Supplied data section start
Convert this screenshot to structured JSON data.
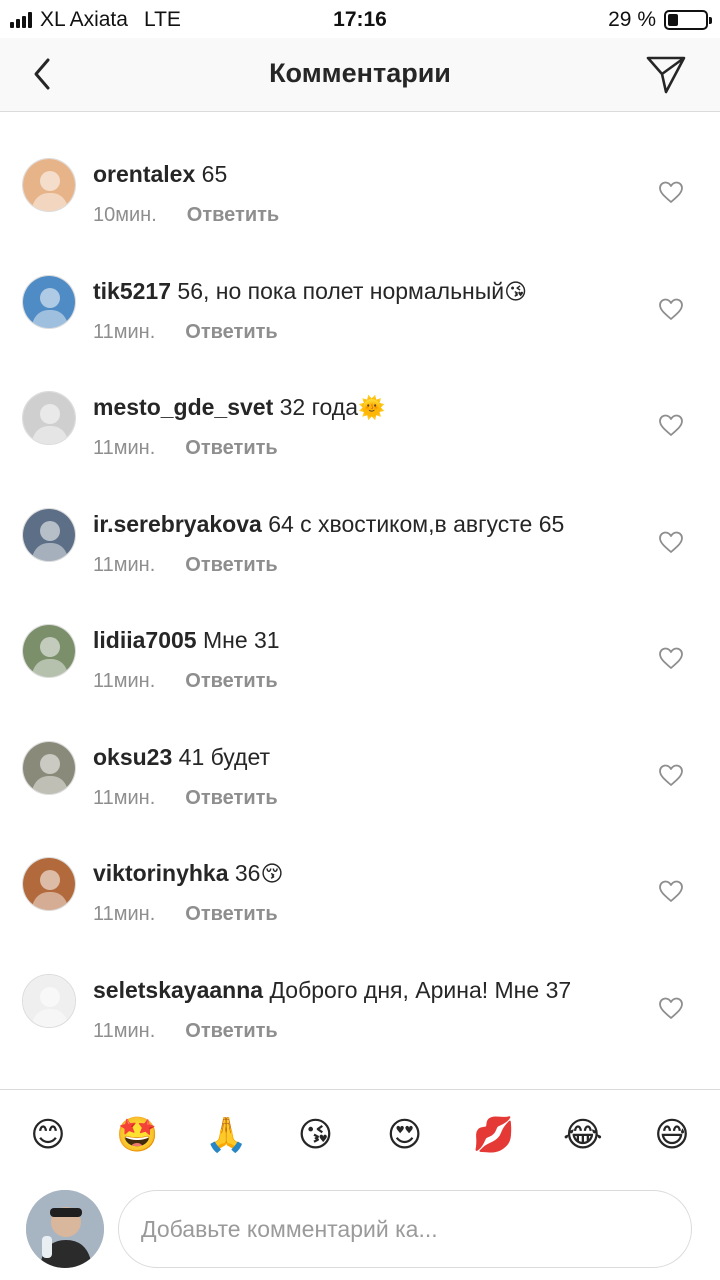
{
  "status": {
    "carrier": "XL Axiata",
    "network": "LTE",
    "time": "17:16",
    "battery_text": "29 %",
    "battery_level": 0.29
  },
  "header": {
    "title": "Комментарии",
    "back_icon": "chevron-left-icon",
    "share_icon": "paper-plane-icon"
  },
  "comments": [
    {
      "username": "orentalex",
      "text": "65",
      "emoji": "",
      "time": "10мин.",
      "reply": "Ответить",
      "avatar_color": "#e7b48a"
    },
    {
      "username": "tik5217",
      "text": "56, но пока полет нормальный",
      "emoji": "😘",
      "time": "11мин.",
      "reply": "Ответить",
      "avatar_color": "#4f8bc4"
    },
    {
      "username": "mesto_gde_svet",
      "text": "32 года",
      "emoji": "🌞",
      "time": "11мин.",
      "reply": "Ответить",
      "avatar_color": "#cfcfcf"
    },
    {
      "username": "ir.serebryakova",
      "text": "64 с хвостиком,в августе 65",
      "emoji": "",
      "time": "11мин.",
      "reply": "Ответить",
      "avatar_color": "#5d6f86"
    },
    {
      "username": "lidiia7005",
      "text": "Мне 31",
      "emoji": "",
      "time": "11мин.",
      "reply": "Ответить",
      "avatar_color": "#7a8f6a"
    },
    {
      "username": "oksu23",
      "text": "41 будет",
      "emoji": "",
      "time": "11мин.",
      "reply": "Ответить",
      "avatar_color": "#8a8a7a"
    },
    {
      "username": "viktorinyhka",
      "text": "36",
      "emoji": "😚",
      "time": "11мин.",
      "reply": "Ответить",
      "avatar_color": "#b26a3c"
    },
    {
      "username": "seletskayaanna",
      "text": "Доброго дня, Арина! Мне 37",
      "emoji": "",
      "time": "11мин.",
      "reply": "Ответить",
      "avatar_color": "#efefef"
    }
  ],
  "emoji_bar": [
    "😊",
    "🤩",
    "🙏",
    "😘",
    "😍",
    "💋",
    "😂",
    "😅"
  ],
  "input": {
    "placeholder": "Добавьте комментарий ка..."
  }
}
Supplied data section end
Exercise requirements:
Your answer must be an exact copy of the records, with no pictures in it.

Answer:
Convert this screenshot to structured JSON data.
{
  "status": {
    "carrier": "XL Axiata",
    "network": "LTE",
    "time": "17:16",
    "battery_text": "29 %",
    "battery_level": 0.29
  },
  "header": {
    "title": "Комментарии",
    "back_icon": "chevron-left-icon",
    "share_icon": "paper-plane-icon"
  },
  "comments": [
    {
      "username": "orentalex",
      "text": "65",
      "emoji": "",
      "time": "10мин.",
      "reply": "Ответить",
      "avatar_color": "#e7b48a"
    },
    {
      "username": "tik5217",
      "text": "56, но пока полет нормальный",
      "emoji": "😘",
      "time": "11мин.",
      "reply": "Ответить",
      "avatar_color": "#4f8bc4"
    },
    {
      "username": "mesto_gde_svet",
      "text": "32 года",
      "emoji": "🌞",
      "time": "11мин.",
      "reply": "Ответить",
      "avatar_color": "#cfcfcf"
    },
    {
      "username": "ir.serebryakova",
      "text": "64 с хвостиком,в августе 65",
      "emoji": "",
      "time": "11мин.",
      "reply": "Ответить",
      "avatar_color": "#5d6f86"
    },
    {
      "username": "lidiia7005",
      "text": "Мне 31",
      "emoji": "",
      "time": "11мин.",
      "reply": "Ответить",
      "avatar_color": "#7a8f6a"
    },
    {
      "username": "oksu23",
      "text": "41 будет",
      "emoji": "",
      "time": "11мин.",
      "reply": "Ответить",
      "avatar_color": "#8a8a7a"
    },
    {
      "username": "viktorinyhka",
      "text": "36",
      "emoji": "😚",
      "time": "11мин.",
      "reply": "Ответить",
      "avatar_color": "#b26a3c"
    },
    {
      "username": "seletskayaanna",
      "text": "Доброго дня, Арина! Мне 37",
      "emoji": "",
      "time": "11мин.",
      "reply": "Ответить",
      "avatar_color": "#efefef"
    }
  ],
  "emoji_bar": [
    "😊",
    "🤩",
    "🙏",
    "😘",
    "😍",
    "💋",
    "😂",
    "😅"
  ],
  "input": {
    "placeholder": "Добавьте комментарий ка..."
  }
}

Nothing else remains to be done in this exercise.